    Check your privilege if you find it funny. It’s happened to me – tell someone I’m trans – and poof, gone. Transphobia is NOT funny.

    • http://feministing.com/members/goddessjaz/ goddessjaz

      Hi Jenny,
      As I mentioned to Renee (above), I viewed what happened from the eyes of the cast members which is how MTV frames the show. I don’t think there’s a difference between cis and transwomen nor do I think it’s funny that people are fearful or cruel. My reaction to the show when it aired highlighted my privilege for sure. But it also speaks a lot to ideas of masculinity and femininity and the main idea that held by the entire cast that trans and cis women are not equal.
      I see your points and consider my beliefs about gender. In my mind, I see women as women and men as men (cis or trans) but I notice how I reacted to the show. What’s interesting is that I have been hating Mike for being such an ass but I see he’s really an equal-opportunity lover (and hater too)…

  • http://feministing.com/members/mari/ Mari
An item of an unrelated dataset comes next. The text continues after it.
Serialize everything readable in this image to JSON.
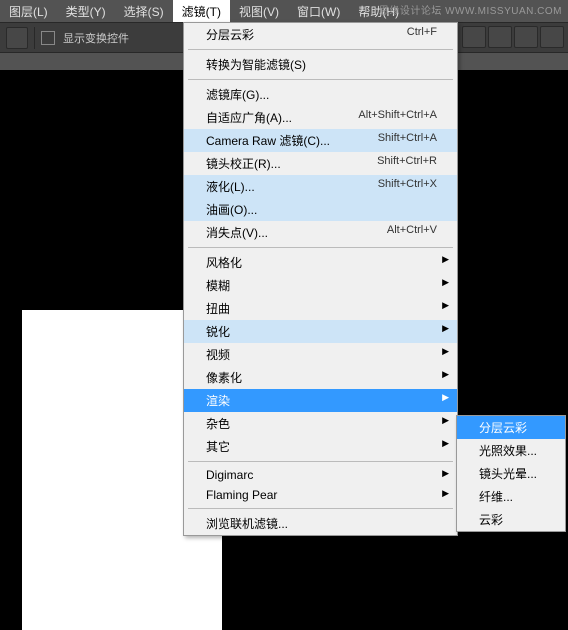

    I found that statement problematic when I read it as well, and I don’t really understand your explanation for why it is “ironic.” There is really no way for that situation to be “ironic” unless we accept as a truth that “transwomen are not the equivalent of real cis women,” which in my opinion is exactly the kind of attitude which is a problem. I mean, I appreciate you’re talking about it here and everything, but I think this general attitude needs to be re-examined. Transwomen are women and they can have misogynistic (or whatever) boyfriends if they want to- that doesn’t make the situation ironic or somehow a diss to the misogynist and his “manliness,” it just makes it a woman dating a misogynist.

    • http://feministing.com/members/goddessjaz/ goddessjaz

      I get you, Mari and thank you for the comment. I addressed much of your concerns in the replies above. I hope you will take a look at them. That’s an important point that misogyny affects us all the same…I’m looking at how I subconsciously put things in boxes even as I consider myself to be open-minded. I appreciate your thoughts.

  • http://feministing.com/members/cecilie/ v

    The main issue of this is wide acceptance from the media etc that commenting on peoples’ appearance is cool and normal. I’m all for free speech from individuals but essentially I feel something as powerful as the media has a responsibility to not f-ing go there. If I think someone looks shit I’m totally grateful I have the right to say to my friend “oh god they look awful”, but essentially with media the way it is right now, inspection of body shape is disgusting. It’s NOT news and it is NOT in public interest. Similarly, regarding this tv show, whilst I respect people’s free speech to say trans people look gross or whatever, it’s utterly irresponsible to show some bolshy freaks saying words like “tranny”.